Bans on Ad-Skipping Part of New VOD Approaches

Las Vegas -- Thanks to a new arrangement between Cox Communications and ESPN, Cox customers will soon be able to watch football games and other shows supplied by ESPN whenever they want. The catch: They won’t be able to fast-forward through the commercials.

The nix on commercial skipping is one example of new approaches cable-industry participants are exploring as they try to figure out ways to marry the promise of on-demand TV with the reality of the advertising marketplace, according to MSO and network executives who spoke at a State of the Ad Sales Union panel presented by the Cabletelevision Advertising Bureau May 8.

“We’re trying a lot of new things, and we’re not sure what’s going to stick,” said Sean Bratches, ESPN’s executive vice president of sales and marketing.

Disabling fast-forwarding is one way for the cable industry to help counter advertiser concerns about new digital-video technologies, like digital-video recorders, that let viewers reduce or avoid exposure to traditional TV commercials.

Similarly minded is the Start Over video-on-demand service offered by Time Warner Cable, which lets viewers select and play numerous TV shows at any time during their normal linear television window.

According to Joan Gillman, president of Time Warner Cable Media Sales, customers have -- surprisingly to Time Warner Cable -- accepted a prohibition on commercial fast-forwarding within the Start Over service with almost no objection. “They love it … because they get an additional service of being able to time-shift a program,” she added.

VOD’s courtship of advertising dominated the panel discussion, but executives also praised the ongoing contributions of the traditional 30-second linear TV spot.

Charlie Thurston, president of Comcast’s ad-sales unit, Comcast Spotlight, said he’s convinced that 30-second spots will remain dear to advertisers even in a VOD environment. He added that the 30-second spot will emerge as a “gateway” that invites viewers to sample related, longer-form advertising information about products -- effectively acting as a bridge between linear and on-demand advertising.
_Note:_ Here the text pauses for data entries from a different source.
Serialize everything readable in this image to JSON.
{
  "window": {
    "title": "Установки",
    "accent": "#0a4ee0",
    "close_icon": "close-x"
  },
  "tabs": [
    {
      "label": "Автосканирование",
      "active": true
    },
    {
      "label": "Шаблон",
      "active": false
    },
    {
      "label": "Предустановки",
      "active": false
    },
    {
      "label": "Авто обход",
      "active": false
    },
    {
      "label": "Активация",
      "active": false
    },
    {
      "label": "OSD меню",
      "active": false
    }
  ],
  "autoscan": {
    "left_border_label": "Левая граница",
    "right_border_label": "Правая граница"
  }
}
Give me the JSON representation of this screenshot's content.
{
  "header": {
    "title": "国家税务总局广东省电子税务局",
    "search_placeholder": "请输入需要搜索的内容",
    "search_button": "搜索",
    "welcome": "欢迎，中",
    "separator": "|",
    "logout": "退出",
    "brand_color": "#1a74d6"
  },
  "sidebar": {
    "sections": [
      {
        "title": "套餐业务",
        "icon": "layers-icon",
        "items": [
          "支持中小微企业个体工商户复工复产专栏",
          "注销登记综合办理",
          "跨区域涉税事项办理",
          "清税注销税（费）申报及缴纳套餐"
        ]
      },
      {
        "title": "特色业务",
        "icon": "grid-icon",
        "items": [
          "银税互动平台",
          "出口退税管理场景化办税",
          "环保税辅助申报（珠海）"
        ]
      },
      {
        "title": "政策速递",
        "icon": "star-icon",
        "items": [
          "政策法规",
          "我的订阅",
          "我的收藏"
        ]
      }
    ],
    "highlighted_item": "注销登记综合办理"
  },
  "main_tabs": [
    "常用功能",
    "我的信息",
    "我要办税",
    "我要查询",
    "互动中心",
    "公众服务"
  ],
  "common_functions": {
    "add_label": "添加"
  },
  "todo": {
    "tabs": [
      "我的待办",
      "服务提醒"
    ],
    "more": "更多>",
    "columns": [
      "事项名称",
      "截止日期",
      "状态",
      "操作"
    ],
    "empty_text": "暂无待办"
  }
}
“The: 30 is the hook, but then it’s taking that consumer to a deeper, richer experience,” Thurston said.